:: Task description ::
Could you restate every record below word for word?

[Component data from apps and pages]
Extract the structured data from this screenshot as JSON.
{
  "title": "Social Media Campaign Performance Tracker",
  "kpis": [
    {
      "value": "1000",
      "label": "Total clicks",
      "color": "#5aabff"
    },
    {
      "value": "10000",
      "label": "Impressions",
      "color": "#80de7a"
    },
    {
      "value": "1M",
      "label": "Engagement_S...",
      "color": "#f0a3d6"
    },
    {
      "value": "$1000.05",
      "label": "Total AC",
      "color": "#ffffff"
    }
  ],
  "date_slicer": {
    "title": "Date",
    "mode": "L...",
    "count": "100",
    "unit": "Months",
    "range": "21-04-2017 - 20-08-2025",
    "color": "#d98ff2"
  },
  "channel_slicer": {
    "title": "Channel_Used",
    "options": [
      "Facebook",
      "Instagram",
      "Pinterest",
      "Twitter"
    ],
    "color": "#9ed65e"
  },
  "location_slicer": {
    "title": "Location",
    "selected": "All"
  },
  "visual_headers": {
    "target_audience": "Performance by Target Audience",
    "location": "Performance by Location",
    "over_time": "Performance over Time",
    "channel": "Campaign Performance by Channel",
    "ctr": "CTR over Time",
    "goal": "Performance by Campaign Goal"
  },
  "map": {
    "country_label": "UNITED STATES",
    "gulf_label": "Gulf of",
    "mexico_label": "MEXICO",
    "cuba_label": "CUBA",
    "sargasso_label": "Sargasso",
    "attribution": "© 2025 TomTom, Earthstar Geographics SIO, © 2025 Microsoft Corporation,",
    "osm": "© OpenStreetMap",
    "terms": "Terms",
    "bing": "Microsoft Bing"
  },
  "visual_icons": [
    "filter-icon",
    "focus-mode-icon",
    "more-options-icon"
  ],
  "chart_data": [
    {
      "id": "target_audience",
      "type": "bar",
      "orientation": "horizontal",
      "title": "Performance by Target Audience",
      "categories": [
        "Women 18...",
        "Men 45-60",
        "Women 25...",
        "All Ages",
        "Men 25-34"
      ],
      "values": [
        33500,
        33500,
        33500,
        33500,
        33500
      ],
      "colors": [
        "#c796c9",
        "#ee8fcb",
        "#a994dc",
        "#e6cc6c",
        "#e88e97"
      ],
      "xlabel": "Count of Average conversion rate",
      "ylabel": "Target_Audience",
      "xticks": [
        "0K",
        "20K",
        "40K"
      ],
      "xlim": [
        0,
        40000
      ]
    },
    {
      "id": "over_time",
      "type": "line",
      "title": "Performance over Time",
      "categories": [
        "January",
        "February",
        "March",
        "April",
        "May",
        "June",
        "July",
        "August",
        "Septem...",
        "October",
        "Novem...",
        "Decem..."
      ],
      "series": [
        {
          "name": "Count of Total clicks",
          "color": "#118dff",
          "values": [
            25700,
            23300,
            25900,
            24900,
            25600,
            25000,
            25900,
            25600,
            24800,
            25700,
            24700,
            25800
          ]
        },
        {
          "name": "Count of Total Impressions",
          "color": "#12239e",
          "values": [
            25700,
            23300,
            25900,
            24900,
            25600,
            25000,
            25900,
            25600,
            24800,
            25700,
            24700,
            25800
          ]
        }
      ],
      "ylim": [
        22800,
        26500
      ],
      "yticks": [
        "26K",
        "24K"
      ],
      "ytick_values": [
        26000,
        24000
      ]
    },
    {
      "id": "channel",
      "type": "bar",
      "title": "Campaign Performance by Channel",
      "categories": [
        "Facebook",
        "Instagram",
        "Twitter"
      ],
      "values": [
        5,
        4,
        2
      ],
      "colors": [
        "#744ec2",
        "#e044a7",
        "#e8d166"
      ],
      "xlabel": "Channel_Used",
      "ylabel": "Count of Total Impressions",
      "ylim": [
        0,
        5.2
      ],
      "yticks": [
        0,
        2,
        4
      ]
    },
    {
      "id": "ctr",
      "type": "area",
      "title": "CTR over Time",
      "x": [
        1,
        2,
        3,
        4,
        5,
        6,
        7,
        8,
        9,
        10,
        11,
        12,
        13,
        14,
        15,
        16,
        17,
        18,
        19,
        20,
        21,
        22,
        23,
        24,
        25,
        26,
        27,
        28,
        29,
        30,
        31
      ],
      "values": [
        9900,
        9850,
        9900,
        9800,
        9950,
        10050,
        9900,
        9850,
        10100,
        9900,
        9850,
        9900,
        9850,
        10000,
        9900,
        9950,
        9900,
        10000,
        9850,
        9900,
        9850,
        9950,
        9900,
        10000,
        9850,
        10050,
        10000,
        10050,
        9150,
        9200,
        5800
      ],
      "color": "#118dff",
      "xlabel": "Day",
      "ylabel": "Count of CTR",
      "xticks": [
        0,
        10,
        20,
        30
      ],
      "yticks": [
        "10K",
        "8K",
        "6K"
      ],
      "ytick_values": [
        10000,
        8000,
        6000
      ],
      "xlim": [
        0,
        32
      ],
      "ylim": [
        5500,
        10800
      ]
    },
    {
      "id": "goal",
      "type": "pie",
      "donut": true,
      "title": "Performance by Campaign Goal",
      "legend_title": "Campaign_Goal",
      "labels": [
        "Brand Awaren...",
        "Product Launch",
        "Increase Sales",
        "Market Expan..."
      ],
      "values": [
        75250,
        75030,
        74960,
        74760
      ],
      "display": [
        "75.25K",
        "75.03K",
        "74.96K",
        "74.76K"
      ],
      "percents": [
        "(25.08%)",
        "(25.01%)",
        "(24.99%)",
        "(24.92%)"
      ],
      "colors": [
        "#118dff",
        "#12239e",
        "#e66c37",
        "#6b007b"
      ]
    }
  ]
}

:: Result for this task ::
Extract the structured data from this screenshot as JSON.
{
  "title": "Social Media Campaign Performance Tracker",
  "kpis": [
    {
      "value": "1000",
      "label": "Total clicks",
      "color": "#5aabff"
    },
    {
      "value": "10000",
      "label": "Impressions",
      "color": "#80de7a"
    },
    {
      "value": "1M",
      "label": "Engagement_S...",
      "color": "#f0a3d6"
    },
    {
      "value": "$1000.05",
      "label": "Total AC",
      "color": "#ffffff"
    }
  ],
  "date_slicer": {
    "title": "Date",
    "mode": "L...",
    "count": "100",
    "unit": "Months",
    "range": "21-04-2017 - 20-08-2025",
    "color": "#d98ff2"
  },
  "channel_slicer": {
    "title": "Channel_Used",
    "options": [
      "Facebook",
      "Instagram",
      "Pinterest",
      "Twitter"
    ],
    "color": "#9ed65e"
  },
  "location_slicer": {
    "title": "Location",
    "selected": "All"
  },
  "visual_headers": {
    "target_audience": "Performance by Target Audience",
    "location": "Performance by Location",
    "over_time": "Performance over Time",
    "channel": "Campaign Performance by Channel",
    "ctr": "CTR over Time",
    "goal": "Performance by Campaign Goal"
  },
  "map": {
    "country_label": "UNITED STATES",
    "gulf_label": "Gulf of",
    "mexico_label": "MEXICO",
    "cuba_label": "CUBA",
    "sargasso_label": "Sargasso",
    "attribution": "© 2025 TomTom, Earthstar Geographics SIO, © 2025 Microsoft Corporation,",
    "osm": "© OpenStreetMap",
    "terms": "Terms",
    "bing": "Microsoft Bing"
  },
  "visual_icons": [
    "filter-icon",
    "focus-mode-icon",
    "more-options-icon"
  ],
  "chart_data": [
    {
      "id": "target_audience",
      "type": "bar",
      "orientation": "horizontal",
      "title": "Performance by Target Audience",
      "categories": [
        "Women 18...",
        "Men 45-60",
        "Women 25...",
        "All Ages",
        "Men 25-34"
      ],
      "values": [
        33500,
        33500,
        33500,
        33500,
        33500
      ],
      "colors": [
        "#c796c9",
        "#ee8fcb",
        "#a994dc",
        "#e6cc6c",
        "#e88e97"
      ],
      "xlabel": "Count of Average conversion rate",
      "ylabel": "Target_Audience",
      "xticks": [
        "0K",
        "20K",
        "40K"
      ],
      "xlim": [
        0,
        40000
      ]
    },
    {
      "id": "over_time",
      "type": "line",
      "title": "Performance over Time",
      "categories": [
        "January",
        "February",
        "March",
        "April",
        "May",
        "June",
        "July",
        "August",
        "Septem...",
        "October",
        "Novem...",
        "Decem..."
      ],
      "series": [
        {
          "name": "Count of Total clicks",
          "color": "#118dff",
          "values": [
            25700,
            23300,
            25900,
            24900,
            25600,
            25000,
            25900,
            25600,
            24800,
            25700,
            24700,
            25800
          ]
        },
        {
          "name": "Count of Total Impressions",
          "color": "#12239e",
          "values": [
            25700,
            23300,
            25900,
            24900,
            25600,
            25000,
            25900,
            25600,
            24800,
            25700,
            24700,
            25800
          ]
        }
      ],
      "ylim": [
        22800,
        26500
      ],
      "yticks": [
        "26K",
        "24K"
      ],
      "ytick_values": [
        26000,
        24000
      ]
    },
    {
      "id": "channel",
      "type": "bar",
      "title": "Campaign Performance by Channel",
      "categories": [
        "Facebook",
        "Instagram",
        "Twitter"
      ],
      "values": [
        5,
        4,
        2
      ],
      "colors": [
        "#744ec2",
        "#e044a7",
        "#e8d166"
      ],
      "xlabel": "Channel_Used",
      "ylabel": "Count of Total Impressions",
      "ylim": [
        0,
        5.2
      ],
      "yticks": [
        0,
        2,
        4
      ]
    },
    {
      "id": "ctr",
      "type": "area",
      "title": "CTR over Time",
      "x": [
        1,
        2,
        3,
        4,
        5,
        6,
        7,
        8,
        9,
        10,
        11,
        12,
        13,
        14,
        15,
        16,
        17,
        18,
        19,
        20,
        21,
        22,
        23,
        24,
        25,
        26,
        27,
        28,
        29,
        30,
        31
      ],
      "values": [
        9900,
        9850,
        9900,
        9800,
        9950,
        10050,
        9900,
        9850,
        10100,
        9900,
        9850,
        9900,
        9850,
        10000,
        9900,
        9950,
        9900,
        10000,
        9850,
        9900,
        9850,
        9950,
        9900,
        10000,
        9850,
        10050,
        10000,
        10050,
        9150,
        9200,
        5800
      ],
      "color": "#118dff",
      "xlabel": "Day",
      "ylabel": "Count of CTR",
      "xticks": [
        0,
        10,
        20,
        30
      ],
      "yticks": [
        "10K",
        "8K",
        "6K"
      ],
      "ytick_values": [
        10000,
        8000,
        6000
      ],
      "xlim": [
        0,
        32
      ],
      "ylim": [
        5500,
        10800
      ]
    },
    {
      "id": "goal",
      "type": "pie",
      "donut": true,
      "title": "Performance by Campaign Goal",
      "legend_title": "Campaign_Goal",
      "labels": [
        "Brand Awaren...",
        "Product Launch",
        "Increase Sales",
        "Market Expan..."
      ],
      "values": [
        75250,
        75030,
        74960,
        74760
      ],
      "display": [
        "75.25K",
        "75.03K",
        "74.96K",
        "74.76K"
      ],
      "percents": [
        "(25.08%)",
        "(25.01%)",
        "(24.99%)",
        "(24.92%)"
      ],
      "colors": [
        "#118dff",
        "#12239e",
        "#e66c37",
        "#6b007b"
      ]
    }
  ]
}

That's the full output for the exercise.